> **Exercise details**: Find how many lines of the records hold the string "Copy" and reply with only that total.
Records provided section start
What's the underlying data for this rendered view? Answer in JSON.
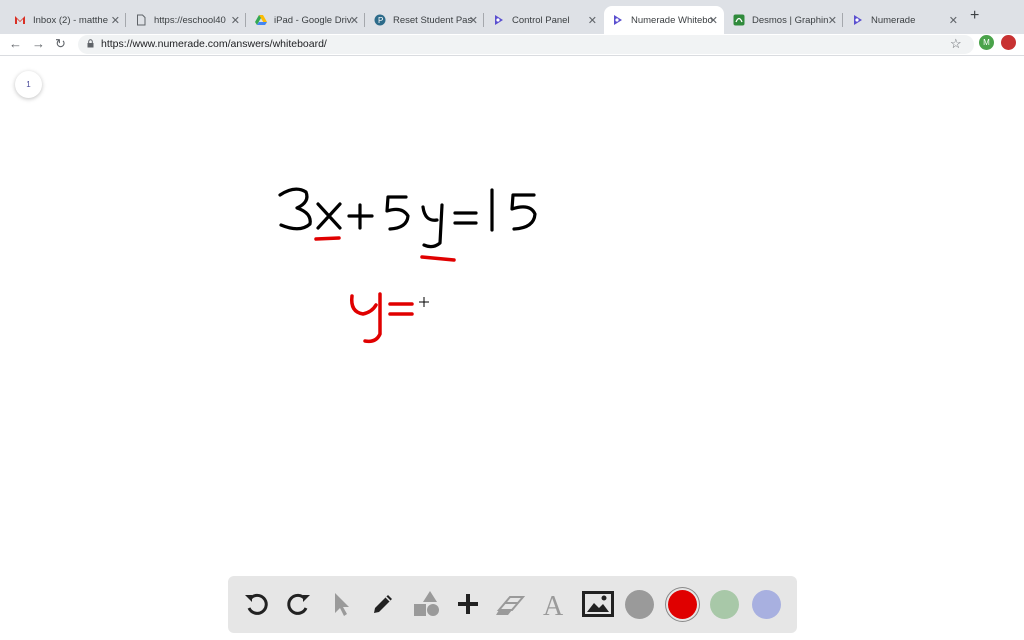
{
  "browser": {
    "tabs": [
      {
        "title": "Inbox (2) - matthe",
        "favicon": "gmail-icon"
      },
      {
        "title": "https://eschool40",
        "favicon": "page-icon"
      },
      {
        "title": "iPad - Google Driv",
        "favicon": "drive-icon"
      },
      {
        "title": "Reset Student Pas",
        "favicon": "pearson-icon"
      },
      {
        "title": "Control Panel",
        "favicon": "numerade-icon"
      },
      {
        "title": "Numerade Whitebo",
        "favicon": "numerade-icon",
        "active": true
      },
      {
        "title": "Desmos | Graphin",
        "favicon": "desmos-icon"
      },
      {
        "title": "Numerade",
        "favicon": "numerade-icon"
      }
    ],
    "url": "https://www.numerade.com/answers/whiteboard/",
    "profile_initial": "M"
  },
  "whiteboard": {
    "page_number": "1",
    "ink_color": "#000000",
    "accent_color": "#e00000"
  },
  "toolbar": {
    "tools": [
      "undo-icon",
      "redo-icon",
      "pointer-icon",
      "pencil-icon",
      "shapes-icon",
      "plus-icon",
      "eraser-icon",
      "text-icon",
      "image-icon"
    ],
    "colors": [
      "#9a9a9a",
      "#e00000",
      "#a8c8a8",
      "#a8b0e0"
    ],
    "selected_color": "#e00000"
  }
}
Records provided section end
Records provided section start
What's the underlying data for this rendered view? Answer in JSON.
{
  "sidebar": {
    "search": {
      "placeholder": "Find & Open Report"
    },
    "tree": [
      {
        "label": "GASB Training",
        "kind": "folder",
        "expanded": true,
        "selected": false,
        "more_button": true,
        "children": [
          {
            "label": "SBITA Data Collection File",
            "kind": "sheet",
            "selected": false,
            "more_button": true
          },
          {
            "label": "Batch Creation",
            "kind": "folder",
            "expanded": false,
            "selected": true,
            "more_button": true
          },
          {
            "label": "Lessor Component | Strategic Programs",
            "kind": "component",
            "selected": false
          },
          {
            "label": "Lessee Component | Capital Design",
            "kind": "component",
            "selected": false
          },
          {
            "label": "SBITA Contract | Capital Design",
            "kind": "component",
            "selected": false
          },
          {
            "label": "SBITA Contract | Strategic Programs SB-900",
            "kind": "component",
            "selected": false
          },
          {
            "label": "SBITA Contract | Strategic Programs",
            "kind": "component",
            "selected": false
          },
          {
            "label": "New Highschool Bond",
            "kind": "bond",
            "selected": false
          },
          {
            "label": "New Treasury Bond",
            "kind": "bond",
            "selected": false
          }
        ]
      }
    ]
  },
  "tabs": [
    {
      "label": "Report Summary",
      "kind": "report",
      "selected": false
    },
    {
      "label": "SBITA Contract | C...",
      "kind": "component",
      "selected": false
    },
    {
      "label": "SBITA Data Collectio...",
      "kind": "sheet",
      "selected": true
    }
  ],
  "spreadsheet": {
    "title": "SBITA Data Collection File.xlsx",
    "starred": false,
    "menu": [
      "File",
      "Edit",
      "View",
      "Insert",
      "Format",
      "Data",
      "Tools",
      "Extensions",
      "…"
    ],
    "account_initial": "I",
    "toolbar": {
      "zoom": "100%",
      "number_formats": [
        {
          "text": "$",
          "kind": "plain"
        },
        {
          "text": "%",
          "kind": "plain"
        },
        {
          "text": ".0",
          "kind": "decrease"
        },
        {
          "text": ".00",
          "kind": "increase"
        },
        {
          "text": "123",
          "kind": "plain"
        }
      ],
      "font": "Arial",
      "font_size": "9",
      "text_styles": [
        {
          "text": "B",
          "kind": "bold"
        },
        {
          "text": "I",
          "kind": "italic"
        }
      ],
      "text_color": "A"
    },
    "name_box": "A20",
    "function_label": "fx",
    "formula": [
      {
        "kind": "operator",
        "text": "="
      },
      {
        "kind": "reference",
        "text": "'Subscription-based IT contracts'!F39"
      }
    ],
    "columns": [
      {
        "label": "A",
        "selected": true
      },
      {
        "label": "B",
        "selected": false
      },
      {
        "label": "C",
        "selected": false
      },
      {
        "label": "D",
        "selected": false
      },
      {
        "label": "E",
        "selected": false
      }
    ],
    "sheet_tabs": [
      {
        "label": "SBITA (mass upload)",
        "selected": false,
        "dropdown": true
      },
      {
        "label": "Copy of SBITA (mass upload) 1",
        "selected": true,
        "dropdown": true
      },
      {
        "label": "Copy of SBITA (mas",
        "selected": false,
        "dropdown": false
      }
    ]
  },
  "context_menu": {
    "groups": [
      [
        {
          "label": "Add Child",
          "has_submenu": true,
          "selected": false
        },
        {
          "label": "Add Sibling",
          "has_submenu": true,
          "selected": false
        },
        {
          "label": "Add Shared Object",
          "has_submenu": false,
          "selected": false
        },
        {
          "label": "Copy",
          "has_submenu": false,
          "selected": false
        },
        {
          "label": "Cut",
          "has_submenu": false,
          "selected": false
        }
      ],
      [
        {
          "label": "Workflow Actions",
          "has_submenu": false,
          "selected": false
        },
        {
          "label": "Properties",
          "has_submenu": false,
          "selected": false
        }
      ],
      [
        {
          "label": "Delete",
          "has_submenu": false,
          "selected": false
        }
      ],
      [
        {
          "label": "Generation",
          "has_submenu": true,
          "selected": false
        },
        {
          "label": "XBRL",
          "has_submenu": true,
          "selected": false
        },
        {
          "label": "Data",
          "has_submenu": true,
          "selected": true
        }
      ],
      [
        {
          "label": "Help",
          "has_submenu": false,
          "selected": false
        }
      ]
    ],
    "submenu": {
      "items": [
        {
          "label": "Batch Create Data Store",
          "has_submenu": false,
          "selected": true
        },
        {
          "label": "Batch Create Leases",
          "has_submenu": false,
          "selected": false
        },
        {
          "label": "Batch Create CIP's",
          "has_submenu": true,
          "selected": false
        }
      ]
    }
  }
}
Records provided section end
> **Written response**: 3